“Our hearts go out to those sickened in this outbreak,” said a statement from Texas food-safety lawyer Ron Simon, whose firm filed the suit, the first associated with the outbreak. “Through this lawsuit and others, we will make sure that Kapowsin Meats and its retailers institute proper safety measures to make sure this never happens again.”
The complaint seeks damages from Stewart’s Meats in Yelm, Pierce County, which allegedly sold the whole hog, and Kapowsin Meats in Graham, which slaughtered it.
Kapowsin Meats on Thursday recalled more than 116,000 pounds of whole hogs tied to the outbreak after federal and state health officials detected the outbreak strain of salmonella in environmental samples from the meatpacking plant. Officials with the U.S. Department of Agriculture’s Food Safety and Inspection Service previously issued a public-health alert about the meat.
State health officials have said Kapowsin may not be the original or only source of the outbreak. They are conducting investigations at farms in Washington and Montana to determine at what point the bacteria were introduced into the food chain.
John Anderson, who runs Kapowsin, said he has sanitized the meatpacking plant, which remains open. Butch Carlson, owner of Stewart’s Meats, declined to comment Friday because of the pending lawsuit.
Salmonella infections cause symptoms including fever, chills, diarrhea and vomiting.

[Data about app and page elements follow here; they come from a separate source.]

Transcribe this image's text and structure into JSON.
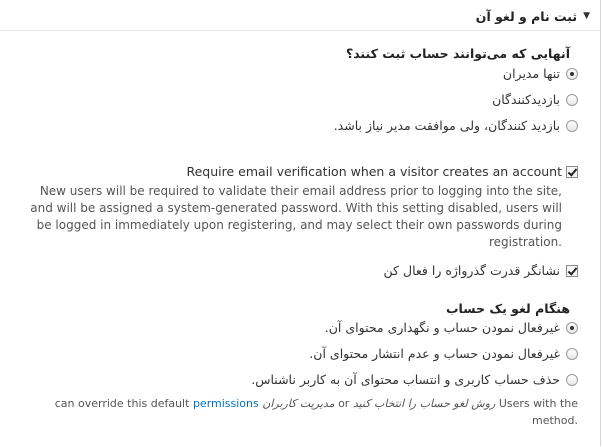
{
  "section": {
    "title": "ثبت نام و لغو آن"
  },
  "who_can_register": {
    "title": "آنهایی که می‌توانند حساب ثبت کنند؟",
    "options": [
      {
        "label": "تنها مدیران",
        "checked": true
      },
      {
        "label": "بازدیدکنندگان",
        "checked": false
      },
      {
        "label": "بازدید کنندگان، ولی موافقت مدیر نیاز باشد.",
        "checked": false
      }
    ]
  },
  "email_verification": {
    "label": "Require email verification when a visitor creates an account",
    "checked": true,
    "description": "New users will be required to validate their email address prior to logging into the site, and will be assigned a system-generated password. With this setting disabled, users will be logged in immediately upon registering, and may select their own passwords during registration."
  },
  "password_strength": {
    "label": "نشانگر قدرت گذرواژه را فعال کن",
    "checked": true
  },
  "cancel_account": {
    "title": "هنگام لغو یک حساب",
    "options": [
      {
        "label": "غیرفعال نمودن حساب و نگهداری محتوای آن.",
        "checked": true
      },
      {
        "label": "غیرفعال نمودن حساب و عدم انتشار محتوای آن.",
        "checked": false
      },
      {
        "label": "حذف حساب کاربری و انتساب محتوای آن به کاربر ناشناس.",
        "checked": false
      }
    ],
    "note": {
      "part1": "Users with the",
      "perm1": "روش لغو حساب را انتخاب کنید",
      "part2": "or",
      "perm2": "مدیریت کاربران",
      "part3": "permissions can override this default",
      "link": "permissions",
      "part4": "can override this default method."
    }
  }
}
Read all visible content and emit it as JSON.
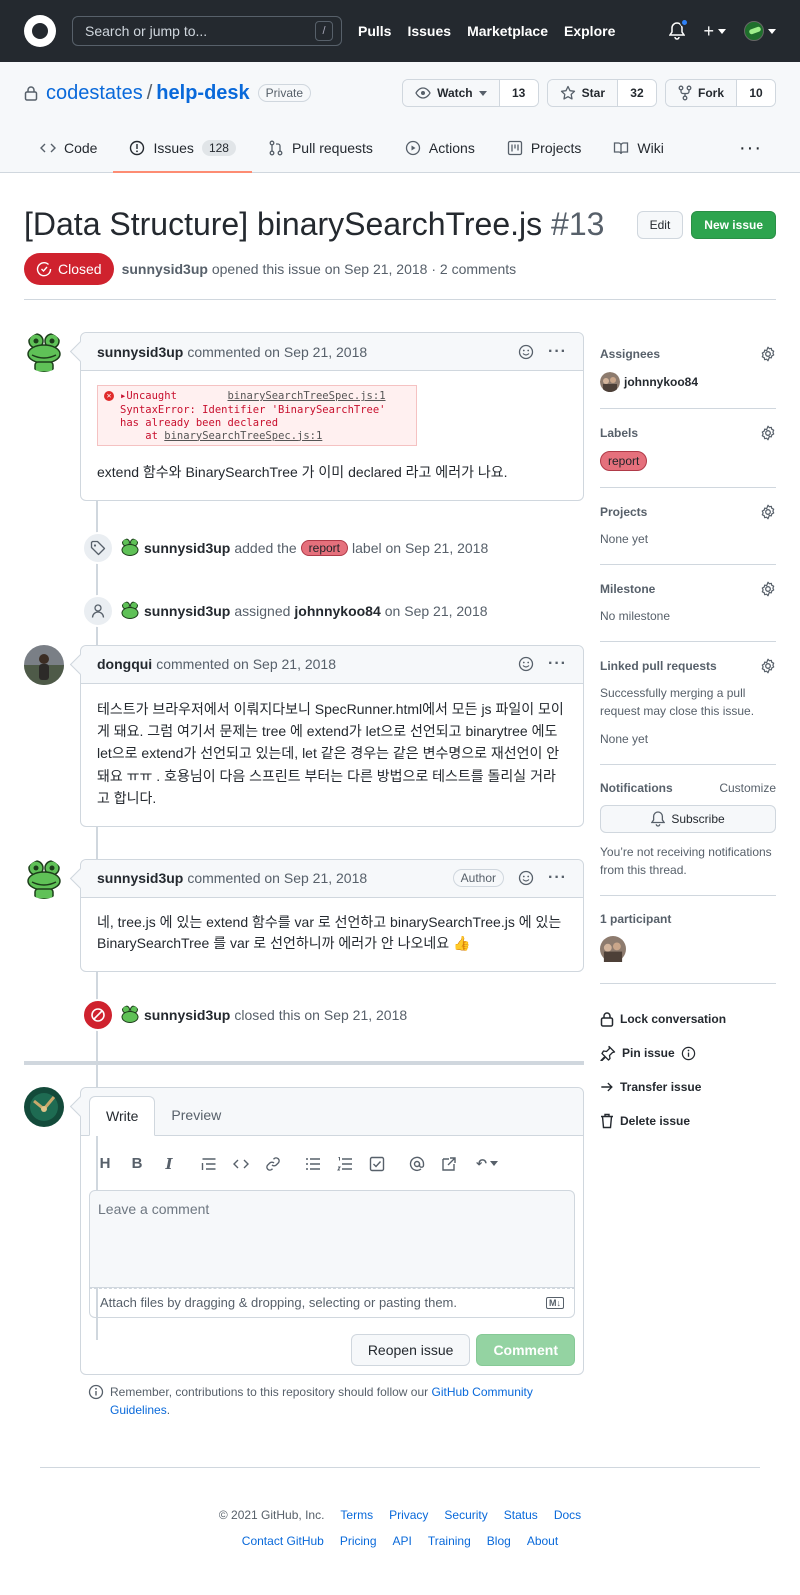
{
  "header": {
    "search_placeholder": "Search or jump to...",
    "search_shortcut": "/",
    "nav": [
      "Pulls",
      "Issues",
      "Marketplace",
      "Explore"
    ],
    "plus": "+"
  },
  "repo": {
    "owner": "codestates",
    "separator": "/",
    "name": "help-desk",
    "visibility": "Private",
    "watch_label": "Watch",
    "watch_count": "13",
    "star_label": "Star",
    "star_count": "32",
    "fork_label": "Fork",
    "fork_count": "10",
    "tabs": [
      {
        "label": "Code",
        "icon": "code-icon"
      },
      {
        "label": "Issues",
        "icon": "issue-icon",
        "counter": "128"
      },
      {
        "label": "Pull requests",
        "icon": "pull-request-icon"
      },
      {
        "label": "Actions",
        "icon": "play-icon"
      },
      {
        "label": "Projects",
        "icon": "project-icon"
      },
      {
        "label": "Wiki",
        "icon": "book-icon"
      }
    ],
    "more": "···"
  },
  "issue": {
    "title": "[Data Structure] binarySearchTree.js",
    "number": "#13",
    "edit_label": "Edit",
    "new_issue_label": "New issue",
    "state": "Closed",
    "author": "sunnysid3up",
    "meta": "opened this issue on Sep 21, 2018 · 2 comments"
  },
  "timeline": {
    "comment1": {
      "author": "sunnysid3up",
      "action": "commented on Sep 21, 2018",
      "error_line1": "Uncaught",
      "error_file": "binarySearchTreeSpec.js:1",
      "error_line2": "SyntaxError: Identifier 'BinarySearchTree'",
      "error_line3": "has already been declared",
      "error_line4_prefix": "at",
      "error_line4_file": "binarySearchTreeSpec.js:1",
      "body": "extend 함수와 BinarySearchTree 가 이미 declared 라고 에러가 나요."
    },
    "event_label": {
      "actor": "sunnysid3up",
      "text_before": "added the",
      "label": "report",
      "text_after": "label on Sep 21, 2018"
    },
    "event_assign": {
      "actor": "sunnysid3up",
      "text": "assigned",
      "assignee": "johnnykoo84",
      "date": "on Sep 21, 2018"
    },
    "comment2": {
      "author": "dongqui",
      "action": "commented on Sep 21, 2018",
      "body": "테스트가 브라우저에서 이뤄지다보니 SpecRunner.html에서 모든 js 파일이 모이게 돼요. 그럼 여기서 문제는 tree 에 extend가 let으로 선언되고 binarytree 에도 let으로 extend가 선언되고 있는데, let 같은 경우는 같은 변수명으로 재선언이 안돼요 ㅠㅠ . 호용님이 다음 스프린트 부터는 다른 방법으로 테스트를 돌리실 거라고 합니다."
    },
    "comment3": {
      "author": "sunnysid3up",
      "action": "commented on Sep 21, 2018",
      "badge": "Author",
      "body": "네, tree.js 에 있는 extend 함수를 var 로 선언하고 binarySearchTree.js 에 있는 BinarySearchTree 를 var 로 선언하니까 에러가 안 나오네요 👍"
    },
    "event_closed": {
      "actor": "sunnysid3up",
      "text": "closed this on Sep 21, 2018"
    }
  },
  "composer": {
    "tab_write": "Write",
    "tab_preview": "Preview",
    "placeholder": "Leave a comment",
    "attach_text": "Attach files by dragging & dropping, selecting or pasting them.",
    "md_badge": "M↓",
    "reopen_label": "Reopen issue",
    "comment_label": "Comment",
    "tip_prefix": "Remember, contributions to this repository should follow our",
    "tip_link": "GitHub Community Guidelines",
    "tip_suffix": "."
  },
  "sidebar": {
    "assignees_title": "Assignees",
    "assignee": "johnnykoo84",
    "labels_title": "Labels",
    "label": "report",
    "projects_title": "Projects",
    "projects_value": "None yet",
    "milestone_title": "Milestone",
    "milestone_value": "No milestone",
    "linked_title": "Linked pull requests",
    "linked_desc": "Successfully merging a pull request may close this issue.",
    "linked_value": "None yet",
    "notifications_title": "Notifications",
    "customize": "Customize",
    "subscribe_label": "Subscribe",
    "notif_desc": "You’re not receiving notifications from this thread.",
    "participants_title": "1 participant",
    "lock_label": "Lock conversation",
    "pin_label": "Pin issue",
    "transfer_label": "Transfer issue",
    "delete_label": "Delete issue"
  },
  "footer": {
    "copyright": "© 2021 GitHub, Inc.",
    "row1": [
      "Terms",
      "Privacy",
      "Security",
      "Status",
      "Docs"
    ],
    "row2": [
      "Contact GitHub",
      "Pricing",
      "API",
      "Training",
      "Blog",
      "About"
    ]
  },
  "colors": {
    "closed": "#cf222e",
    "accent_green": "#2da44e",
    "label_report": "#e5707c",
    "link": "#0969da"
  }
}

Healthy people usually recover quickly, but the infections can cause serious illness in young children, the elderly and people with compromised immune systems.
Consumers can help stop salmonella infections by keeping pork and other meats separate; washing hands, cutting boards and utensils that come in contact with meat in hot, soapy water; and by cooking pork to 145 degrees Fahrenheit.